Summary The Latin America and Caribbean (LAC) region has untapped potential for trade and global value chains (GVCs) to grow in the wake of COVID-19. The gap between potential and actual GVC integration reflects LAC economic fundamentals such as geography, market size, institutions, and factor endowments. But policy choices matter as well. This report, based on new data and evidence, shows that 'deep' trade agreements can drive policy reforms and help the region overcome some of its disadvantageous fundamentals. Four priority areas of deep integration-- trade facilitation, regulatory cooperation, services, and state support-- can improve the GVC participation of LAC countries: (i) Trade facilitation can reduce border delays and ease problems stemming from the remoteness of LAC countries. (ii) Regulatory cooperation can help LAC countries access larger markets by reducing the costs of nontariff measures. (iii) Opening the service economy can compensate for factor endowment scarcity, facilitating access to skills and technology. (iv) Regulating competition and state support to state-owned enterprises can improve the quality of economic institutions. These reforms are all the more important as global trade tensions persist and economies recover from the COVID-19 pandemic. In these times of uncertainty and upheaval, policy commitments to deep trade agreements can create a more stable institutional environment for promoting the ability of LAC countries to integrate into global value chains
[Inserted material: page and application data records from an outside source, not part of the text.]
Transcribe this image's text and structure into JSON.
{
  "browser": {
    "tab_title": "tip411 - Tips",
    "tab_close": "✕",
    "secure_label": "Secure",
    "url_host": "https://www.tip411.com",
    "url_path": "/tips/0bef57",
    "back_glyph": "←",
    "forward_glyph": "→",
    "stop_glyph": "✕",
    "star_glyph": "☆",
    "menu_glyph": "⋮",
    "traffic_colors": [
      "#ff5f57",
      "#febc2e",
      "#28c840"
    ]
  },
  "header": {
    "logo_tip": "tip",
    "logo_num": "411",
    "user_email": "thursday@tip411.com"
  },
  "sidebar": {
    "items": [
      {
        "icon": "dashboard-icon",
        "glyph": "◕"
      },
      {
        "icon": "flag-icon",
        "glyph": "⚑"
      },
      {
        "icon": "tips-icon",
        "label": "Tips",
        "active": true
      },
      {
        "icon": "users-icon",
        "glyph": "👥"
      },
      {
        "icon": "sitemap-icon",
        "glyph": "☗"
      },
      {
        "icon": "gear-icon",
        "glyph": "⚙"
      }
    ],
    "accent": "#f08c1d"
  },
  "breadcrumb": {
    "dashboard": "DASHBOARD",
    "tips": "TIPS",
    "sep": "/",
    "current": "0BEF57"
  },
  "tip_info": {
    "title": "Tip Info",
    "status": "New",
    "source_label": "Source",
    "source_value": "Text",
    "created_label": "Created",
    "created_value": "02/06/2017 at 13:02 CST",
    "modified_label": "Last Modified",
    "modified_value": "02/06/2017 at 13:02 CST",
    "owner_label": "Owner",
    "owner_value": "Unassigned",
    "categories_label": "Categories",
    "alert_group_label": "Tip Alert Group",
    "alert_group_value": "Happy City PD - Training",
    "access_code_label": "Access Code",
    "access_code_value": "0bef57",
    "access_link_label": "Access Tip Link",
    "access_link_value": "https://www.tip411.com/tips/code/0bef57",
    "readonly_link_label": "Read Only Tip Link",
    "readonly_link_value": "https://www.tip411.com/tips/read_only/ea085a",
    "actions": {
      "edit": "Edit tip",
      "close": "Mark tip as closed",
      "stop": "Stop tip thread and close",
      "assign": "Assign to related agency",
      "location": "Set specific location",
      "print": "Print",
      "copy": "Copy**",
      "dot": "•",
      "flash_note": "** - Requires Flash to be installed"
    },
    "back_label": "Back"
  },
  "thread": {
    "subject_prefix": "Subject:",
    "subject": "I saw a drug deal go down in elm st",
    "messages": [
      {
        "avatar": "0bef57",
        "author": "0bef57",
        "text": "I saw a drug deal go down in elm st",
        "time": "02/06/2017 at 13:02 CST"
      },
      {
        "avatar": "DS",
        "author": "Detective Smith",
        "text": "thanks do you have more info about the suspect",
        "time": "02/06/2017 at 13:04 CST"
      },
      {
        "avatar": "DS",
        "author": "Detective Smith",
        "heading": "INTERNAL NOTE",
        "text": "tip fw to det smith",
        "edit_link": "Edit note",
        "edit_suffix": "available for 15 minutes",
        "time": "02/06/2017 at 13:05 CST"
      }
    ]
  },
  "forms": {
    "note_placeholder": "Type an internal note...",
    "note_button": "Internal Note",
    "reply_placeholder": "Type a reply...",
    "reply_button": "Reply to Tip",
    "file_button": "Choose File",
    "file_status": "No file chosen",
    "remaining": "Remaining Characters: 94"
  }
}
Notes "The study is the outcome of a collaboration between the World Bank Group's Trade and Regional Integration Unit (ETIRI, part of the Equitable Growth, Finance and Institutions Practice Group) and the Latin America and the Caribbean Chief Economist Office (LCRCE)"--Acknowledgments
Bibliography Includes bibliographical references
Notes Description based on resource, viewed October 29, 2022
Subject Foreign trade promotion -- Latin America
Foreign trade promotion -- Caribbean Area
International trade.
Economic history.
Foreign trade promotion.
International trade.
SUBJECT Latin America -- Economic conditions.
Caribbean Area -- Economic conditions.
Subject Caribbean Area.
Latin America.
Form Electronic book
Author Rocha, Nadia, editor.
Ruta, Michele, editor.
World Bank Group. Trade and Regional Integration Unit, issuing body
World Bank. Latin America and the Caribbean Regional Office. Office of the Chief Economist, issuing body.
ISBN 9781464818424